*Instructions for the task*:
Search term "filter": copy each line of the records that contains it.

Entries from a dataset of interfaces
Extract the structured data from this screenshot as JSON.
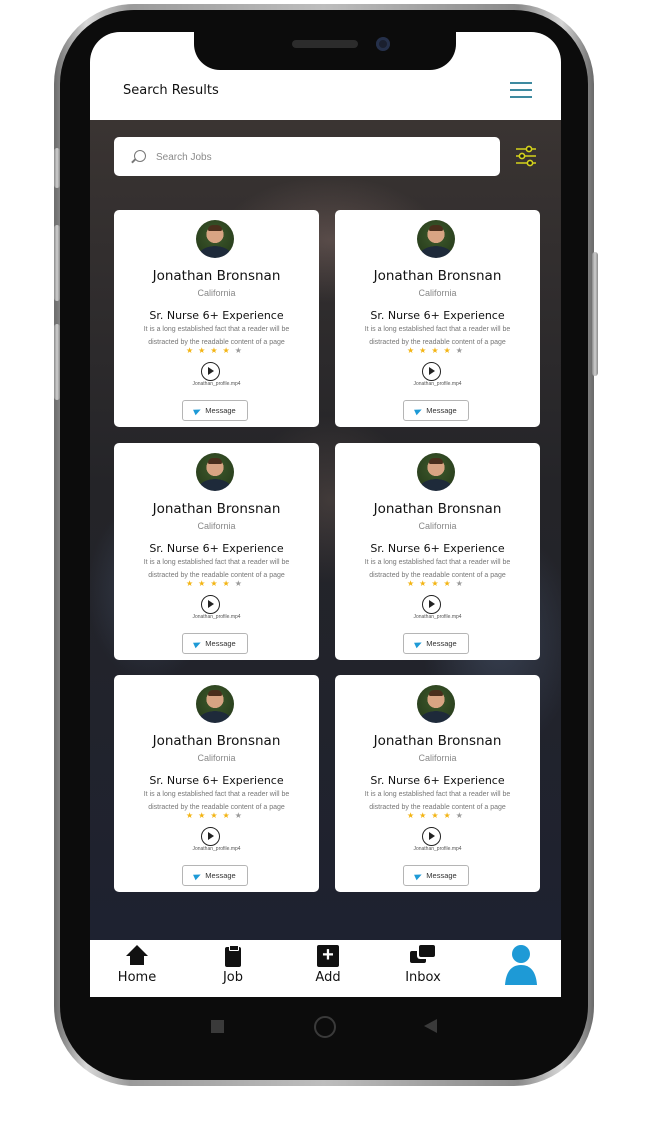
{
  "header": {
    "title": "Search Results"
  },
  "search": {
    "placeholder": "Search Jobs"
  },
  "cards": [
    {
      "name": "Jonathan Bronsnan",
      "location": "California",
      "title": "Sr. Nurse 6+ Experience",
      "description": "It is a long established fact that a reader will be distracted by the readable content of a page",
      "rating": 4,
      "video": "Jonathan_profile.mp4",
      "message_label": "Message"
    },
    {
      "name": "Jonathan Bronsnan",
      "location": "California",
      "title": "Sr. Nurse 6+ Experience",
      "description": "It is a long established fact that a reader will be distracted by the readable content of a page",
      "rating": 4,
      "video": "Jonathan_profile.mp4",
      "message_label": "Message"
    },
    {
      "name": "Jonathan Bronsnan",
      "location": "California",
      "title": "Sr. Nurse 6+ Experience",
      "description": "It is a long established fact that a reader will be distracted by the readable content of a page",
      "rating": 4,
      "video": "Jonathan_profile.mp4",
      "message_label": "Message"
    },
    {
      "name": "Jonathan Bronsnan",
      "location": "California",
      "title": "Sr. Nurse 6+ Experience",
      "description": "It is a long established fact that a reader will be distracted by the readable content of a page",
      "rating": 4,
      "video": "Jonathan_profile.mp4",
      "message_label": "Message"
    },
    {
      "name": "Jonathan Bronsnan",
      "location": "California",
      "title": "Sr. Nurse 6+ Experience",
      "description": "It is a long established fact that a reader will be distracted by the readable content of a page",
      "rating": 4,
      "video": "Jonathan_profile.mp4",
      "message_label": "Message"
    },
    {
      "name": "Jonathan Bronsnan",
      "location": "California",
      "title": "Sr. Nurse 6+ Experience",
      "description": "It is a long established fact that a reader will be distracted by the readable content of a page",
      "rating": 4,
      "video": "Jonathan_profile.mp4",
      "message_label": "Message"
    }
  ],
  "nav": {
    "home_label": "Home",
    "job_label": "Job",
    "add_label": "Add",
    "inbox_label": "Inbox"
  },
  "icons": {
    "menu": "hamburger-menu-icon",
    "search": "search-icon",
    "filter": "filter-sliders-icon",
    "profile": "profile-person-icon"
  },
  "colors": {
    "accent": "#3e8aa0",
    "filter": "#d4d21c",
    "star": "#f3b413",
    "profile": "#1e9ad6"
  }
}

*Exercise result*:
    "filter": "filter-sliders-icon",
    "filter": "#d4d21c",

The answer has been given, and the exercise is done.